- **SOURCE MATERIAL**

◇ ◇ ◇ ◇ ◇ ◇ ◇

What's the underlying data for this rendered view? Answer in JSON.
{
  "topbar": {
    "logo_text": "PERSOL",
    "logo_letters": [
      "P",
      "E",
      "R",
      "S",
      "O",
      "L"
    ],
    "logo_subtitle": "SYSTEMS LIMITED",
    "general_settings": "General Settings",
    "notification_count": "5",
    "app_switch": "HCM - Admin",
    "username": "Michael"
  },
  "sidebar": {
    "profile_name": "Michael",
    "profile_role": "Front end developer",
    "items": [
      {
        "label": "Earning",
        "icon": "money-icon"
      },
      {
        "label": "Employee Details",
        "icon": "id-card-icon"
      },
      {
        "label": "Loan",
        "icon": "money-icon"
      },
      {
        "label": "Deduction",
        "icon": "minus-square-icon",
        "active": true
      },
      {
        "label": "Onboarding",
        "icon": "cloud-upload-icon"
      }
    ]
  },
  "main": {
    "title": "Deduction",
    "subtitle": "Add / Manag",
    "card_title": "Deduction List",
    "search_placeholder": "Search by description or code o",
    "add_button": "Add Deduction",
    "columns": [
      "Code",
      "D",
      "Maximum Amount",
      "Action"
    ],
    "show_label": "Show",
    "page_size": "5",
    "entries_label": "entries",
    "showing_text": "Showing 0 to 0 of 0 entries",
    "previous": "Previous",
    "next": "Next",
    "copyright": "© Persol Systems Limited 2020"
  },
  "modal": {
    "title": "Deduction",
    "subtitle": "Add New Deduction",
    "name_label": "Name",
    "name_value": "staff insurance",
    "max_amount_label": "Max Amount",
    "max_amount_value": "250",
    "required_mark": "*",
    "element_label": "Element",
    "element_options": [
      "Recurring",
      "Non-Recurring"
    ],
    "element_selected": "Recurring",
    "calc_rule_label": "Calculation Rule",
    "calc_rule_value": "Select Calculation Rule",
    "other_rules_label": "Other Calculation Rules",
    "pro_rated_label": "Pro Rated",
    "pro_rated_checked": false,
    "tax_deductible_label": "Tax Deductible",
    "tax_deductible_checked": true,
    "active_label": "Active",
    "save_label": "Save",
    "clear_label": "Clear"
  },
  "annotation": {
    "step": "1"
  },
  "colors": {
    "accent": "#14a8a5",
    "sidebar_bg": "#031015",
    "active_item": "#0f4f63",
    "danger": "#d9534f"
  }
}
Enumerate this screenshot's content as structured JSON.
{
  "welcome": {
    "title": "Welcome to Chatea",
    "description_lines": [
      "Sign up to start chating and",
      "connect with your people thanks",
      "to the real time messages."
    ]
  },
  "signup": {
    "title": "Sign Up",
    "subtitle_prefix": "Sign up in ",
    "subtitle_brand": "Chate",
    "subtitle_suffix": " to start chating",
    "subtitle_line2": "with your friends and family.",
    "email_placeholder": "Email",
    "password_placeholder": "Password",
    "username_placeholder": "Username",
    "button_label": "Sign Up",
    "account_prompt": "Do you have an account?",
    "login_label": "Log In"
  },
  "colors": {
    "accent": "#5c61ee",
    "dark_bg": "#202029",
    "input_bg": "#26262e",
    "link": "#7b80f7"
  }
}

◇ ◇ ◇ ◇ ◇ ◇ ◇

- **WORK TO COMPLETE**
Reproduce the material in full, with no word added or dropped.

- **SOLUTION TO THIS EXERCISE**
What's the underlying data for this rendered view? Answer in JSON.
{
  "topbar": {
    "logo_text": "PERSOL",
    "logo_letters": [
      "P",
      "E",
      "R",
      "S",
      "O",
      "L"
    ],
    "logo_subtitle": "SYSTEMS LIMITED",
    "general_settings": "General Settings",
    "notification_count": "5",
    "app_switch": "HCM - Admin",
    "username": "Michael"
  },
  "sidebar": {
    "profile_name": "Michael",
    "profile_role": "Front end developer",
    "items": [
      {
        "label": "Earning",
        "icon": "money-icon"
      },
      {
        "label": "Employee Details",
        "icon": "id-card-icon"
      },
      {
        "label": "Loan",
        "icon": "money-icon"
      },
      {
        "label": "Deduction",
        "icon": "minus-square-icon",
        "active": true
      },
      {
        "label": "Onboarding",
        "icon": "cloud-upload-icon"
      }
    ]
  },
  "main": {
    "title": "Deduction",
    "subtitle": "Add / Manag",
    "card_title": "Deduction List",
    "search_placeholder": "Search by description or code o",
    "add_button": "Add Deduction",
    "columns": [
      "Code",
      "D",
      "Maximum Amount",
      "Action"
    ],
    "show_label": "Show",
    "page_size": "5",
    "entries_label": "entries",
    "showing_text": "Showing 0 to 0 of 0 entries",
    "previous": "Previous",
    "next": "Next",
    "copyright": "© Persol Systems Limited 2020"
  },
  "modal": {
    "title": "Deduction",
    "subtitle": "Add New Deduction",
    "name_label": "Name",
    "name_value": "staff insurance",
    "max_amount_label": "Max Amount",
    "max_amount_value": "250",
    "required_mark": "*",
    "element_label": "Element",
    "element_options": [
      "Recurring",
      "Non-Recurring"
    ],
    "element_selected": "Recurring",
    "calc_rule_label": "Calculation Rule",
    "calc_rule_value": "Select Calculation Rule",
    "other_rules_label": "Other Calculation Rules",
    "pro_rated_label": "Pro Rated",
    "pro_rated_checked": false,
    "tax_deductible_label": "Tax Deductible",
    "tax_deductible_checked": true,
    "active_label": "Active",
    "save_label": "Save",
    "clear_label": "Clear"
  },
  "annotation": {
    "step": "1"
  },
  "colors": {
    "accent": "#14a8a5",
    "sidebar_bg": "#031015",
    "active_item": "#0f4f63",
    "danger": "#d9534f"
  }
}
Enumerate this screenshot's content as structured JSON.
{
  "welcome": {
    "title": "Welcome to Chatea",
    "description_lines": [
      "Sign up to start chating and",
      "connect with your people thanks",
      "to the real time messages."
    ]
  },
  "signup": {
    "title": "Sign Up",
    "subtitle_prefix": "Sign up in ",
    "subtitle_brand": "Chate",
    "subtitle_suffix": " to start chating",
    "subtitle_line2": "with your friends and family.",
    "email_placeholder": "Email",
    "password_placeholder": "Password",
    "username_placeholder": "Username",
    "button_label": "Sign Up",
    "account_prompt": "Do you have an account?",
    "login_label": "Log In"
  },
  "colors": {
    "accent": "#5c61ee",
    "dark_bg": "#202029",
    "input_bg": "#26262e",
    "link": "#7b80f7"
  }
}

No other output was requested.